[T]here was one surprising rule that the children wanted that their parents mentioned far less often: Don’t post anything about me on social media without asking me. As in, no pictures of them asleep in the back of the car. No posts about their frustration with their homework. That victory picture after the soccer game? Maybe. The frustrated rant about the fight you just had over laundry? No way.It's not surprising to me. I've been saying this on the blog for at least 10 years. It's something parents don't want to hear, so I guess every time they hear it it comes as a big surprise.
Many, if not most, new parents post images of their newborn online within an hour of birth, and some parents create social media accounts for the children themselves....Denial and resistance will blot out this report. People want to believe that what they do with their children they do out of love. But even where you feel love, you should not act out in a way that appropriates another person's autonomy. Think of other things love makes us want to do and that we know we cannot do without permission.
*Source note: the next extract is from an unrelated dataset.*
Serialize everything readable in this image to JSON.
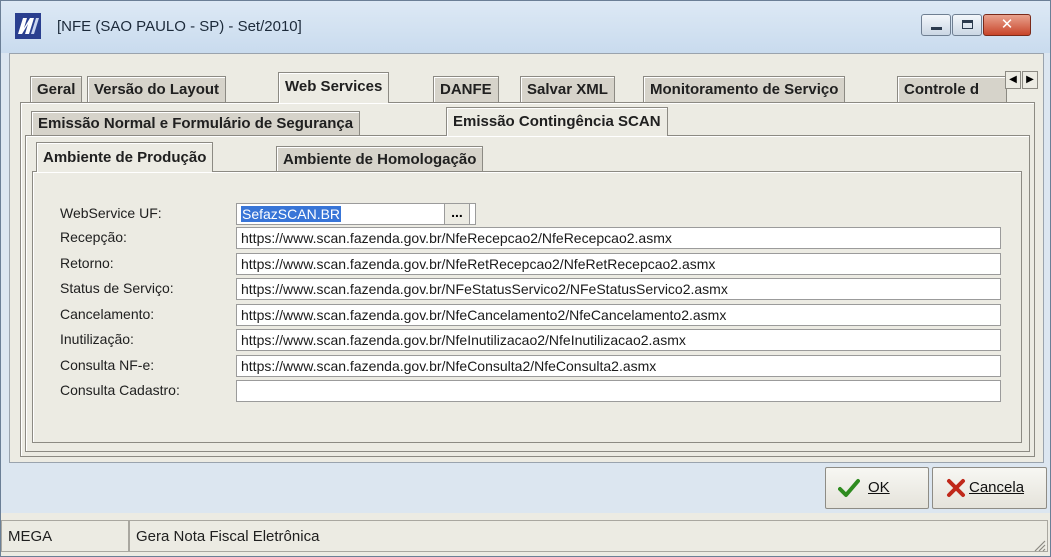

With the first babies of Facebook (which started in 2004) not yet in their teens and the stylish kids of Instagram (which started in 2010) barely in elementary school, families are just beginning to explore the question of how children feel about the digital record of their earliest years. But as this study, although small, suggests, it’s increasingly clear that our children will grow into teenagers and adults who want to control their digital identities.